with meat or fish.
First we pick the salmonberries in dippers or pots. After the pot or dipper
is full, put them into amouk (Eskimo bag for carrying berries made of seal
skin). When the amouk is full of salmonberries, take home and put in a big
pan ready for putting in a seal poke. When the poke is full, tie the poke
with string. Save for winter in any cold place.
ESKIMO ICE CREAM
Grind up cooked meat. Melt tallow and while still warm mix well by hand.
Keep adding meat until not able to stir anymore. This is good to eat with
meat and bread.
ESKIMO ICE CREAM Whip a can of Crisco until it is light and fluffy.
Flavor it with seal oil and wild blueberries.
Sent by: Ann Brown, Belen, NM, USA, who writes, "My husband and I started the
first high school in an Alaskan Eskimo village in the late 1980s. The kids
made Eskimo ice cream for us and this is the three-ingredient recipe. We
were told to keep it refrigerated, which was no problem, there was an inch
of ice on the INSIDE of the windows."
Cook 1 fish by cutting it up into boiling water with salt added. After fish
is cooked, take all the bones from it and the skin. Mix this with
blueberries. Stir, and it is ready to eat.
POUNDED DRY FISH PUDDING
Pound up 5 to 6 dry fish and throw away the skin. Add sugar to taste, a
small amount of grease, and cranberries.
BEAR FAT PASTRY
1 1/2 cups of flour, 1/2 tsp. of salt, 1/3 cup bear fat (from a little black
bear that was eating berries). Makes rich white pastry.
Make in the fall when the acorns are ripe. Grind the acorns between rocks.
Fan the acorns with a fanning basket. The fine parts will stick to the

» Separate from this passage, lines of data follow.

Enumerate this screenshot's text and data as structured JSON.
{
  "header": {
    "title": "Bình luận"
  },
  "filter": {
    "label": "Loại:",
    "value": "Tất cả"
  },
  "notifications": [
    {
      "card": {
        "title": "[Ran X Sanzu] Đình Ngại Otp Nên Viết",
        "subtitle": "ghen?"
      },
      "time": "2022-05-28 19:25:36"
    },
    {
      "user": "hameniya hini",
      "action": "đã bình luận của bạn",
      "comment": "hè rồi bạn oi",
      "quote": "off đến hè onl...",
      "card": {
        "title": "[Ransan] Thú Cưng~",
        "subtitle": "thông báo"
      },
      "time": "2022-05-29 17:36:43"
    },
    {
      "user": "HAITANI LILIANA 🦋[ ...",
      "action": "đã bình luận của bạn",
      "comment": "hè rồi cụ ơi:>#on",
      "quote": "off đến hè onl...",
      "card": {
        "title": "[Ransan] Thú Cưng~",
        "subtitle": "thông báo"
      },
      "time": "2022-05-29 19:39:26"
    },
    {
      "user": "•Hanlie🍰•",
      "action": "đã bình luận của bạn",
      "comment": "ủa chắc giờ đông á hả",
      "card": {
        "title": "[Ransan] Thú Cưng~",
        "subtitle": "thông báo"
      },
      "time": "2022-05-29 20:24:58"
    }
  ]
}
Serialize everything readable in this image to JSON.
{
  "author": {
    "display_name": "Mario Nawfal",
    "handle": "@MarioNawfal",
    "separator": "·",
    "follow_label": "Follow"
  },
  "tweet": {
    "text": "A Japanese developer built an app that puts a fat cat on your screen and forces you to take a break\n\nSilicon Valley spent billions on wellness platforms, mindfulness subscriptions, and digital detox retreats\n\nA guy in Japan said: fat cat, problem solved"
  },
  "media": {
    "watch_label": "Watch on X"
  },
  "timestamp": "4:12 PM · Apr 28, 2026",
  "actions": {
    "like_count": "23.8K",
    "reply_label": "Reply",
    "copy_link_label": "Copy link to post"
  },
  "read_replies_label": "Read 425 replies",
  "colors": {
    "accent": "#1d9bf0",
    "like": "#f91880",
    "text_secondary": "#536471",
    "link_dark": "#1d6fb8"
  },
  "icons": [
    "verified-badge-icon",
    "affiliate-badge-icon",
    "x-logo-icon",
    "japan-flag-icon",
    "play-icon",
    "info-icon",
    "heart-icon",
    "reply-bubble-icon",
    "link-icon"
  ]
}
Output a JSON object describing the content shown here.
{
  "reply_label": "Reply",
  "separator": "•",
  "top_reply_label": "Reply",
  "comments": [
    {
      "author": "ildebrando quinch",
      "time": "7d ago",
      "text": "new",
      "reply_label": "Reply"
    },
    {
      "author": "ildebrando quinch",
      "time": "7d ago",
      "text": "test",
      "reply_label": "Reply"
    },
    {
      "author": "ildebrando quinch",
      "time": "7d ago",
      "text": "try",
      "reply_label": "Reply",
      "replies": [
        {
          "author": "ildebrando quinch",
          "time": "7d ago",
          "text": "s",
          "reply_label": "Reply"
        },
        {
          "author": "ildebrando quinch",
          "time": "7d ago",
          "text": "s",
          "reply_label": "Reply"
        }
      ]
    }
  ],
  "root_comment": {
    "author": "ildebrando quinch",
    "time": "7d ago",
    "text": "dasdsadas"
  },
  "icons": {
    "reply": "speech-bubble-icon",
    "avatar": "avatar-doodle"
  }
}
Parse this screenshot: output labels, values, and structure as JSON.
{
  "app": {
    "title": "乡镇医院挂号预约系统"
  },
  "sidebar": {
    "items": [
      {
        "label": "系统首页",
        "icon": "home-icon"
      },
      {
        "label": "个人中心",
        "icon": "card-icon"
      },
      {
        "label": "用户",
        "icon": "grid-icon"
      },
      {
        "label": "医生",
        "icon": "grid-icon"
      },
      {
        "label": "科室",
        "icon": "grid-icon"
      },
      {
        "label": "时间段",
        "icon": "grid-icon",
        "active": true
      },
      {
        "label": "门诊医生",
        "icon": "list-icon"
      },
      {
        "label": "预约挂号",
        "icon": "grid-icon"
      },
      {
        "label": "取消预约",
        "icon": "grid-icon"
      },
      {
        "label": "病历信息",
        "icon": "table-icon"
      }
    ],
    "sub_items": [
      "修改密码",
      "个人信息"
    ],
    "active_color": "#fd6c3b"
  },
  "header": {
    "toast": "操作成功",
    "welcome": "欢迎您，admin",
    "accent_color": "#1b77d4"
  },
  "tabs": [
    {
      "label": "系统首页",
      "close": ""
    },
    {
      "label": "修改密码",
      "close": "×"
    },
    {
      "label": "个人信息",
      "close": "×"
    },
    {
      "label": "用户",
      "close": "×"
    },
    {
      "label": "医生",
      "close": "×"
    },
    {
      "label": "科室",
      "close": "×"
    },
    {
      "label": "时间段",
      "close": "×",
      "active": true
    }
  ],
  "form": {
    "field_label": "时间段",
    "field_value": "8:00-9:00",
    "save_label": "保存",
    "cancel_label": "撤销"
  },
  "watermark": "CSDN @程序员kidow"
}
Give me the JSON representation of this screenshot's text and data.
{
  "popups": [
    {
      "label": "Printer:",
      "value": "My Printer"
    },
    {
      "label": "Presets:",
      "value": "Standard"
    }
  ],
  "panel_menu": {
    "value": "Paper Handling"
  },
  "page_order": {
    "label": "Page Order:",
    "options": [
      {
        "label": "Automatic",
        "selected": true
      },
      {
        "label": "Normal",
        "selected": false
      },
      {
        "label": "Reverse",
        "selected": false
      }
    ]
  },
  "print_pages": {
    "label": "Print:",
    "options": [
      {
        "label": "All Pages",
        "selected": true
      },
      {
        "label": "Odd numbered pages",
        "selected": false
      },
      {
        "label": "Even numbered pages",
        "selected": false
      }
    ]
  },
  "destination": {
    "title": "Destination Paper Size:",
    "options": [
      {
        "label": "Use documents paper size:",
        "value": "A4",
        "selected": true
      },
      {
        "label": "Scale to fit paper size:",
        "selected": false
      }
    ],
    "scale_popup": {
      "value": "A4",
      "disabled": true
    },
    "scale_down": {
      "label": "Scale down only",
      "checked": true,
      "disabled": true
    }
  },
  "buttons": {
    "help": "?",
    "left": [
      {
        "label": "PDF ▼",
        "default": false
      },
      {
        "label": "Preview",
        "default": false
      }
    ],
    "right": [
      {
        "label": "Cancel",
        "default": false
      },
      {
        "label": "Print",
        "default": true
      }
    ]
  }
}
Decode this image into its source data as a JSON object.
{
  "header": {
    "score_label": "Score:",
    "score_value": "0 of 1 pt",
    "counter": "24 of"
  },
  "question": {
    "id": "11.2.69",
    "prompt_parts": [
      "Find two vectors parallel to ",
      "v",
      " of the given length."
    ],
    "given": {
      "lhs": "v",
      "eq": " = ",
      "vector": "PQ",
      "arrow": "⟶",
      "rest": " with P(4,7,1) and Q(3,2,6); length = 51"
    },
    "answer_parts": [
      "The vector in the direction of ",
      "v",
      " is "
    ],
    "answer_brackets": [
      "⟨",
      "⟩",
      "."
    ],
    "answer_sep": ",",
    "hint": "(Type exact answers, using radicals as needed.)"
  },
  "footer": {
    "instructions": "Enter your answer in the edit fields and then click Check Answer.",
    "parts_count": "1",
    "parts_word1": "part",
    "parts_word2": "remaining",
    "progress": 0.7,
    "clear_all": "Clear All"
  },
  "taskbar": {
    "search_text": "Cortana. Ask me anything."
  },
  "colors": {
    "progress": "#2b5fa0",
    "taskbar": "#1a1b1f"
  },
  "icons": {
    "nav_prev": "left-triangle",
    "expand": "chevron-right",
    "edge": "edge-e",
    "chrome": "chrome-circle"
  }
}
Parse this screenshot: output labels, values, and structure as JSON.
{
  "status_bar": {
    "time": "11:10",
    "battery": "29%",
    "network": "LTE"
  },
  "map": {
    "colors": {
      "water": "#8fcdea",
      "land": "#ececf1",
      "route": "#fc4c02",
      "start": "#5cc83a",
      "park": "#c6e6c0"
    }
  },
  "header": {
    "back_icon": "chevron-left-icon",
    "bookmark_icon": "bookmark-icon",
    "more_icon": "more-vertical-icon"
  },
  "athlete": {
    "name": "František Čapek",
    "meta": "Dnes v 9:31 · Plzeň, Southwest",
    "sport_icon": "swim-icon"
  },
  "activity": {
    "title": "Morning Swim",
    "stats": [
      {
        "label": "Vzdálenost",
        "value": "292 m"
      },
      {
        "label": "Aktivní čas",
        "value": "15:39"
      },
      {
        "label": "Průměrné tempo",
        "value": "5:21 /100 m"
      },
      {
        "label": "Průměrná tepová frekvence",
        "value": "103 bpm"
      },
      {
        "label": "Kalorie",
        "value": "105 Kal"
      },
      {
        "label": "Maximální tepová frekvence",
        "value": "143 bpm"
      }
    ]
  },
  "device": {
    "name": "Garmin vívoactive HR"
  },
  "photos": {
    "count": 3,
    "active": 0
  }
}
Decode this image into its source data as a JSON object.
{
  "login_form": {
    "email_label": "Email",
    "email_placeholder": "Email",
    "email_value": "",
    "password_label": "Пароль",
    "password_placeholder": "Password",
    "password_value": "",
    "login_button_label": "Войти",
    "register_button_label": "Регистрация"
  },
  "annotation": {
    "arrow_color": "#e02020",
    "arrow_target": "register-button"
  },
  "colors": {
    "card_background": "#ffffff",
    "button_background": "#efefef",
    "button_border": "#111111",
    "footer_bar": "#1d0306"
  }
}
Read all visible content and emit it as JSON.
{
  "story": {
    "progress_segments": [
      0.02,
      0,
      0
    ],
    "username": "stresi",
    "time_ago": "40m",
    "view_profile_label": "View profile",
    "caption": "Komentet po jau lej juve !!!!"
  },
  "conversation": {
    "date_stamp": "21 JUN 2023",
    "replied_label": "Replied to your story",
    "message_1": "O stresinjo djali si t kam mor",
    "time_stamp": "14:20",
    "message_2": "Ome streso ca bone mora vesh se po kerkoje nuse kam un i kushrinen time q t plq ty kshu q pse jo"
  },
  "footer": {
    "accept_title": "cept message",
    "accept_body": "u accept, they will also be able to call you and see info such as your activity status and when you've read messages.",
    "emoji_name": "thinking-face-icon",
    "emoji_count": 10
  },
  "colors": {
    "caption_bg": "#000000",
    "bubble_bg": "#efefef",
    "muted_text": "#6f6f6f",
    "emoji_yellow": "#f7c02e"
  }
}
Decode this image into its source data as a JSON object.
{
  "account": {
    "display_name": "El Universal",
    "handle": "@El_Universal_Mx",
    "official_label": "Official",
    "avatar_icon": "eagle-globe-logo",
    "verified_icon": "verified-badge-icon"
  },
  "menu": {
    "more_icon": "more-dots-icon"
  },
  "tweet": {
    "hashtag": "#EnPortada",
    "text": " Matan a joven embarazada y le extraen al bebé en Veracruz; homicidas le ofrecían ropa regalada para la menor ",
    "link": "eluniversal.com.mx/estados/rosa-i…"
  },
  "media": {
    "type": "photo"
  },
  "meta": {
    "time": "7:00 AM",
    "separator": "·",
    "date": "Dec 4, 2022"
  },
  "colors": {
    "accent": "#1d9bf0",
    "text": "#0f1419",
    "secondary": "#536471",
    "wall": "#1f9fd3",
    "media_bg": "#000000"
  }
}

basket. Put the fine meal into a wooden bin. Pour warm water over it three
or four times to take out the bitter taste. Put acorn meal and water in a
cooking basket (made with roots). Drop in a very hot rock. Keep turning the
rock with a wooden spoon. Sometimes one rock will cook the soup.
Collected by Bert Christensen